Among first-time, full-time students who enrolled in a CSCU community college between 2011 and 2015, 15% attained a degree or certificate within three years of starting. Connecticut students’ graduation rates fell below the national average (24%) and all other New England states’ community colleges during the same time period, according to CT State, part of the state Department of Education. Historically underserved students face additional barriers to graduation. In Connecticut, only 7% of Black students and 11% of Latinx students, compared with 18% of Asian students and 19% of White students, earned a credential within three years, according to CT State.
Meanwhile, research shows “first-year experience” (FYE) courses must be taken early in a student’s academic career to achieve the highest impact, and all students, even high-performing and transfer students, benefit, according to the state Board of Regent’s College and Career Success (CCS 101) policy recommendation.
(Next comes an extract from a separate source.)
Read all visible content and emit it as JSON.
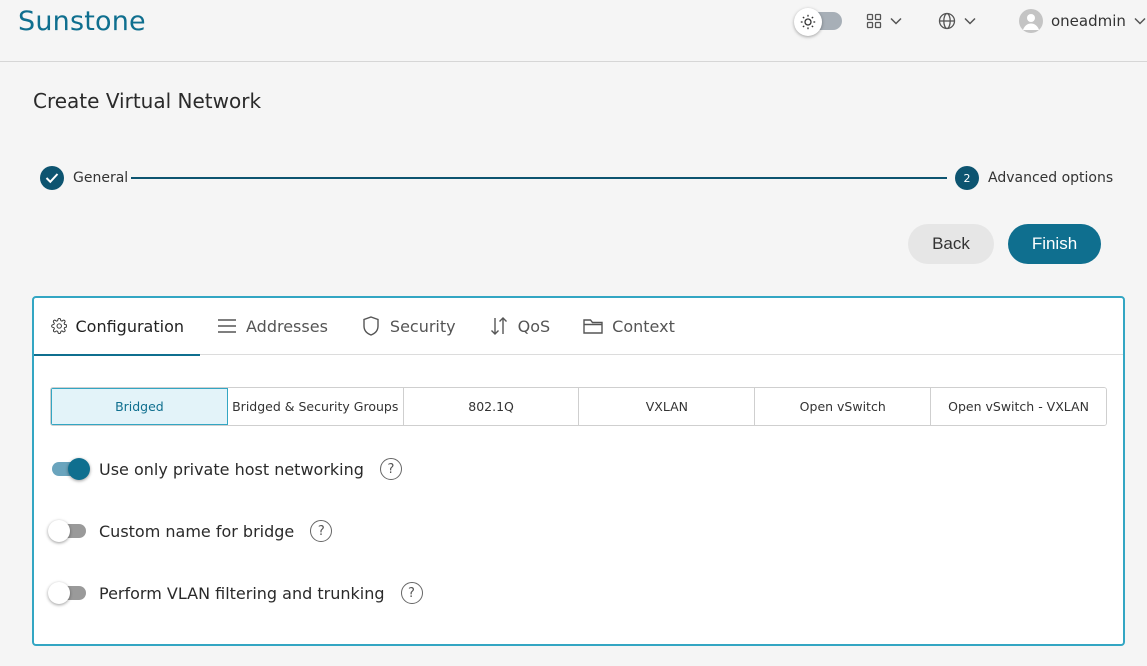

In studies of various two- and four-year colleges across the nation, students who enrolled in an FYE course, as compared to similar students who did not, were more likely to:
- stay in college longer;
- earn more college credits and higher grades in subsequent terms;
- feel a greater sense of belonging;
- feel better about the career decision-making process; and
- graduate in less time and with fewer credits.
Students face multiple barriers, such as lack of transportation, financial burdens, mental health challenges and motivation, so there’s “not one answer as to why students may not persist and succeed. That’s why we’ve implemented different strategies including requiring this course and restructuring advising so that students are guided on a path using a structured and supportive approach,” says Jill Rushbrook, interim coordinator of CCS 101: College & Career Success, Connecticut State Community College.
“There’s no formula for what makes students successful. In my experience, it’s when you connect with a student, care about them, offer customized support and refer them to resources that they uniquely need,” Rushbrook says. “As much as this course is going to be impactful, I still think students will need their Peer Mentor. The most important thing is for students to have go-to people– their Peer Mentor, their advisor, a professor, etc. I think that having those established contacts makes students feel more connected and engaged. One individual may not have all the answers, but they can connect a student to resources. Although a student might hear the same thing more than once from a few people, that isn’t a bad thing and repetition can only help with the learning process.”